-- Records to use follows --
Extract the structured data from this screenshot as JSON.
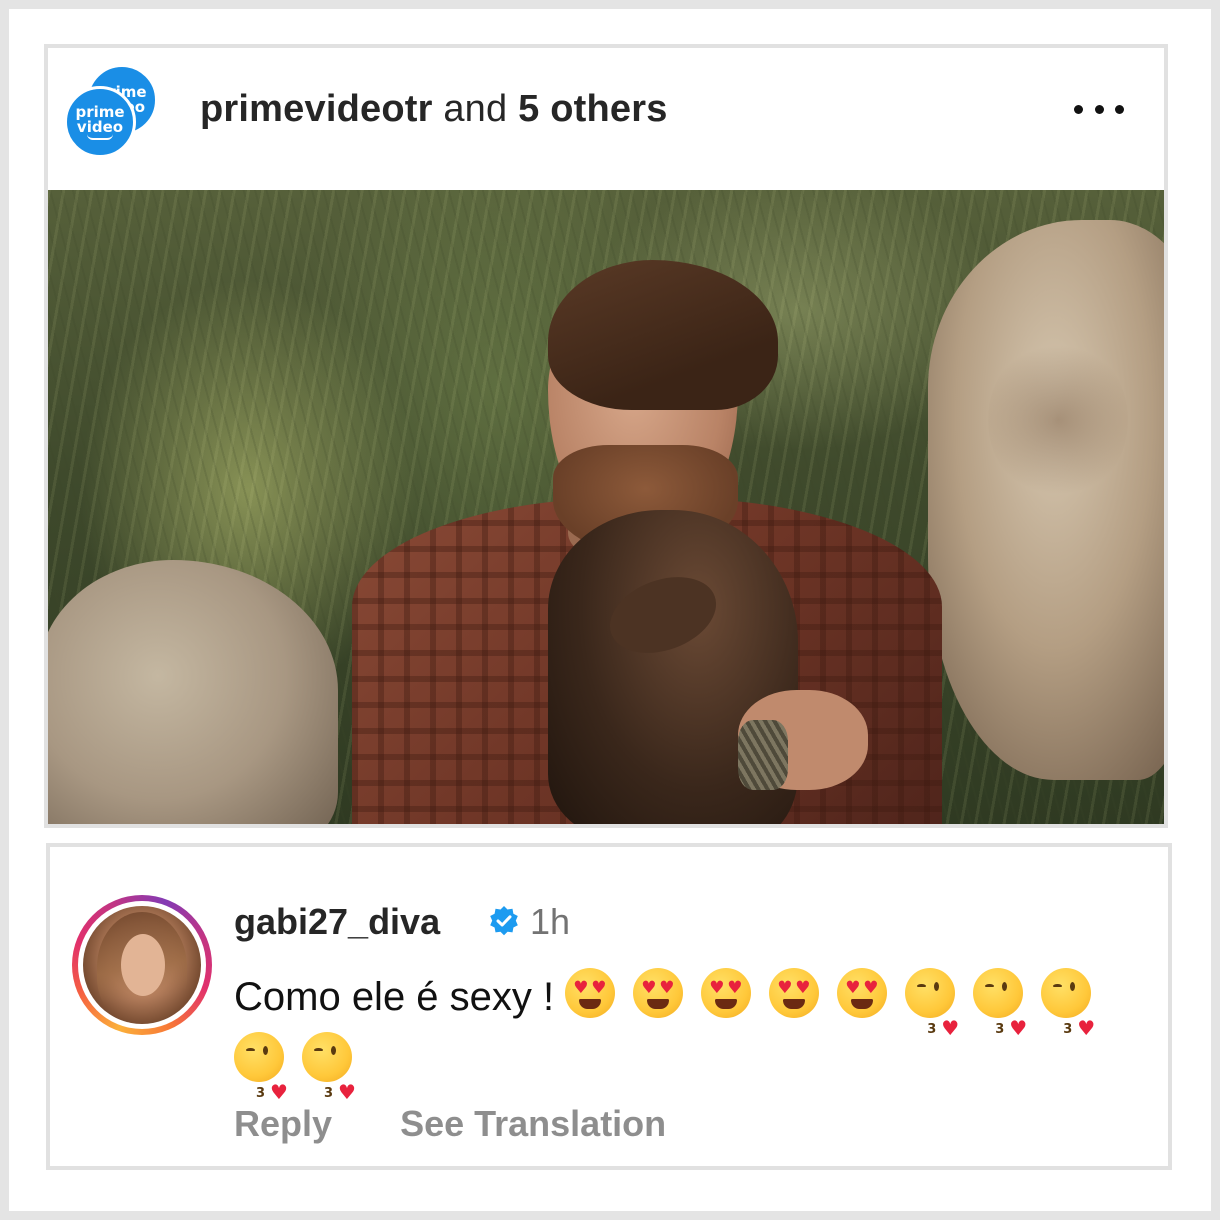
{
  "post": {
    "avatar_text_line1": "prime",
    "avatar_text_line2": "video",
    "author": "primevideotr",
    "author_suffix": " and ",
    "others": "5 others",
    "more_icon": "more-horizontal-icon"
  },
  "comment": {
    "username": "gabi27_diva",
    "verified_icon": "verified-badge-icon",
    "time": "1h",
    "text": "Como ele é sexy !",
    "emojis": [
      "heart-eyes",
      "heart-eyes",
      "heart-eyes",
      "heart-eyes",
      "heart-eyes",
      "kissing-heart",
      "kissing-heart",
      "kissing-heart",
      "kissing-heart",
      "kissing-heart"
    ],
    "reply_label": "Reply",
    "translate_label": "See Translation"
  },
  "colors": {
    "prime_blue": "#1a8ee6",
    "verified_blue": "#1d9bf0",
    "muted_text": "#8e8e8e"
  }
}
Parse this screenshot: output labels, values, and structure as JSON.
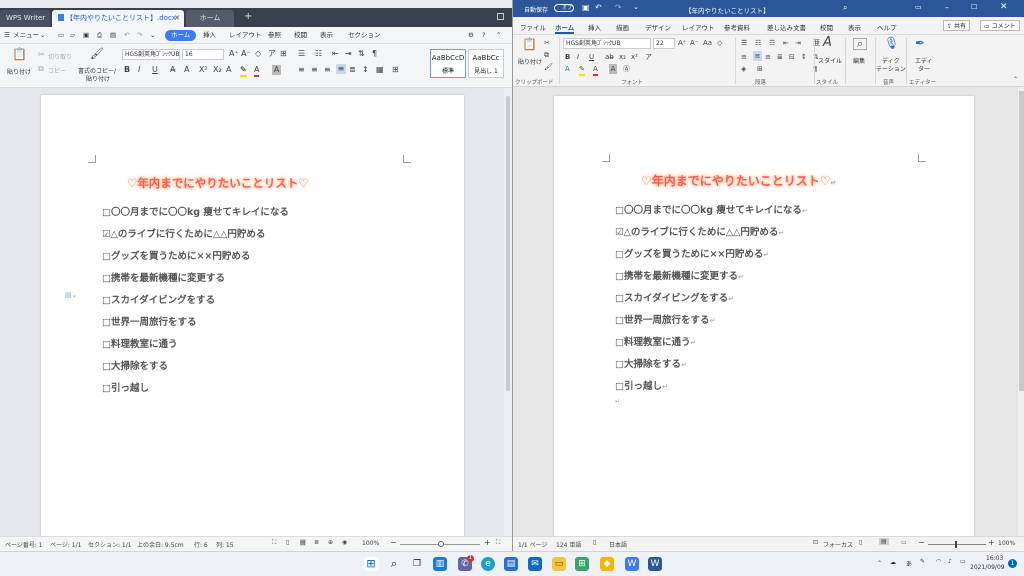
{
  "wps": {
    "tabs": {
      "app": "WPS Writer",
      "doc": "【年内やりたいことリスト】.docx",
      "home": "ホーム",
      "add": "+"
    },
    "menubar": {
      "menu": "メニュー",
      "items": [
        "ホーム",
        "挿入",
        "レイアウト",
        "参照",
        "校閲",
        "表示",
        "セクション"
      ]
    },
    "ribbon": {
      "paste": "貼り付け",
      "cut": "切り取り",
      "copy": "コピー",
      "format_painter_line1": "書式のコピー/",
      "format_painter_line2": "貼り付け",
      "font_name": "HGS創英角ｺﾞｼｯｸUB",
      "font_size": "16",
      "style1_preview": "AaBbCcD",
      "style1_label": "標準",
      "style2_preview": "AaBbCc",
      "style2_label": "見出し 1"
    },
    "status": {
      "page_no": "ページ番号: 1",
      "page": "ページ: 1/1",
      "section": "セクション: 1/1",
      "margin": "上の余白: 9.5cm",
      "row": "行: 6",
      "col": "列: 15",
      "zoom": "100%"
    }
  },
  "document": {
    "title": "♡年内までにやりたいことリスト♡",
    "items": [
      "□〇〇月までに〇〇kg 痩せてキレイになる",
      "☑△のライブに行くために△△円貯める",
      "□グッズを買うために××円貯める",
      "□携帯を最新機種に変更する",
      "□スカイダイビングをする",
      "□世界一周旅行をする",
      "□料理教室に通う",
      "□大掃除をする",
      "□引っ越し"
    ],
    "para_mark": "↵"
  },
  "word": {
    "title_bar": {
      "autosave_label": "自動保存",
      "autosave_state": "オフ",
      "doc_title": "【年内やりたいことリスト】"
    },
    "menu": [
      "ファイル",
      "ホーム",
      "挿入",
      "描画",
      "デザイン",
      "レイアウト",
      "参考資料",
      "差し込み文書",
      "校閲",
      "表示",
      "ヘルプ"
    ],
    "share": "共有",
    "comment": "コメント",
    "ribbon": {
      "paste": "貼り付け",
      "font_name": "HGS創英角ｺﾞｼｯｸUB",
      "font_size": "22",
      "styles": "スタイル",
      "edit": "編集",
      "dictate_line1": "ディク",
      "dictate_line2": "テーション",
      "editor_line1": "エディ",
      "editor_line2": "ター",
      "groups": [
        "クリップボード",
        "フォント",
        "段落",
        "スタイル",
        "音声",
        "エディター"
      ]
    },
    "status": {
      "page": "1/1 ページ",
      "words": "124 単語",
      "lang": "日本語",
      "focus": "フォーカス",
      "zoom": "100%"
    }
  },
  "taskbar": {
    "time": "16:03",
    "date": "2021/09/09",
    "ime": "あ",
    "notification_count": "1",
    "chat_badge": "1"
  },
  "colors": {
    "word_blue": "#2b579a",
    "wps_accent": "#3c7cf0",
    "title_red": "#ff5a5a"
  }
}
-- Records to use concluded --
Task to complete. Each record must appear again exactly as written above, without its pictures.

Exercise answer.
Extract the structured data from this screenshot as JSON.
{
  "post": {
    "avatar_text_line1": "prime",
    "avatar_text_line2": "video",
    "author": "primevideotr",
    "author_suffix": " and ",
    "others": "5 others",
    "more_icon": "more-horizontal-icon"
  },
  "comment": {
    "username": "gabi27_diva",
    "verified_icon": "verified-badge-icon",
    "time": "1h",
    "text": "Como ele é sexy !",
    "emojis": [
      "heart-eyes",
      "heart-eyes",
      "heart-eyes",
      "heart-eyes",
      "heart-eyes",
      "kissing-heart",
      "kissing-heart",
      "kissing-heart",
      "kissing-heart",
      "kissing-heart"
    ],
    "reply_label": "Reply",
    "translate_label": "See Translation"
  },
  "colors": {
    "prime_blue": "#1a8ee6",
    "verified_blue": "#1d9bf0",
    "muted_text": "#8e8e8e"
  }
}
Parse this screenshot: output labels, values, and structure as JSON.
{
  "wps": {
    "tabs": {
      "app": "WPS Writer",
      "doc": "【年内やりたいことリスト】.docx",
      "home": "ホーム",
      "add": "+"
    },
    "menubar": {
      "menu": "メニュー",
      "items": [
        "ホーム",
        "挿入",
        "レイアウト",
        "参照",
        "校閲",
        "表示",
        "セクション"
      ]
    },
    "ribbon": {
      "paste": "貼り付け",
      "cut": "切り取り",
      "copy": "コピー",
      "format_painter_line1": "書式のコピー/",
      "format_painter_line2": "貼り付け",
      "font_name": "HGS創英角ｺﾞｼｯｸUB",
      "font_size": "16",
      "style1_preview": "AaBbCcD",
      "style1_label": "標準",
      "style2_preview": "AaBbCc",
      "style2_label": "見出し 1"
    },
    "status": {
      "page_no": "ページ番号: 1",
      "page": "ページ: 1/1",
      "section": "セクション: 1/1",
      "margin": "上の余白: 9.5cm",
      "row": "行: 6",
      "col": "列: 15",
      "zoom": "100%"
    }
  },
  "document": {
    "title": "♡年内までにやりたいことリスト♡",
    "items": [
      "□〇〇月までに〇〇kg 痩せてキレイになる",
      "☑△のライブに行くために△△円貯める",
      "□グッズを買うために××円貯める",
      "□携帯を最新機種に変更する",
      "□スカイダイビングをする",
      "□世界一周旅行をする",
      "□料理教室に通う",
      "□大掃除をする",
      "□引っ越し"
    ],
    "para_mark": "↵"
  },
  "word": {
    "title_bar": {
      "autosave_label": "自動保存",
      "autosave_state": "オフ",
      "doc_title": "【年内やりたいことリスト】"
    },
    "menu": [
      "ファイル",
      "ホーム",
      "挿入",
      "描画",
      "デザイン",
      "レイアウト",
      "参考資料",
      "差し込み文書",
      "校閲",
      "表示",
      "ヘルプ"
    ],
    "share": "共有",
    "comment": "コメント",
    "ribbon": {
      "paste": "貼り付け",
      "font_name": "HGS創英角ｺﾞｼｯｸUB",
      "font_size": "22",
      "styles": "スタイル",
      "edit": "編集",
      "dictate_line1": "ディク",
      "dictate_line2": "テーション",
      "editor_line1": "エディ",
      "editor_line2": "ター",
      "groups": [
        "クリップボード",
        "フォント",
        "段落",
        "スタイル",
        "音声",
        "エディター"
      ]
    },
    "status": {
      "page": "1/1 ページ",
      "words": "124 単語",
      "lang": "日本語",
      "focus": "フォーカス",
      "zoom": "100%"
    }
  },
  "taskbar": {
    "time": "16:03",
    "date": "2021/09/09",
    "ime": "あ",
    "notification_count": "1",
    "chat_badge": "1"
  },
  "colors": {
    "word_blue": "#2b579a",
    "wps_accent": "#3c7cf0",
    "title_red": "#ff5a5a"
  }
}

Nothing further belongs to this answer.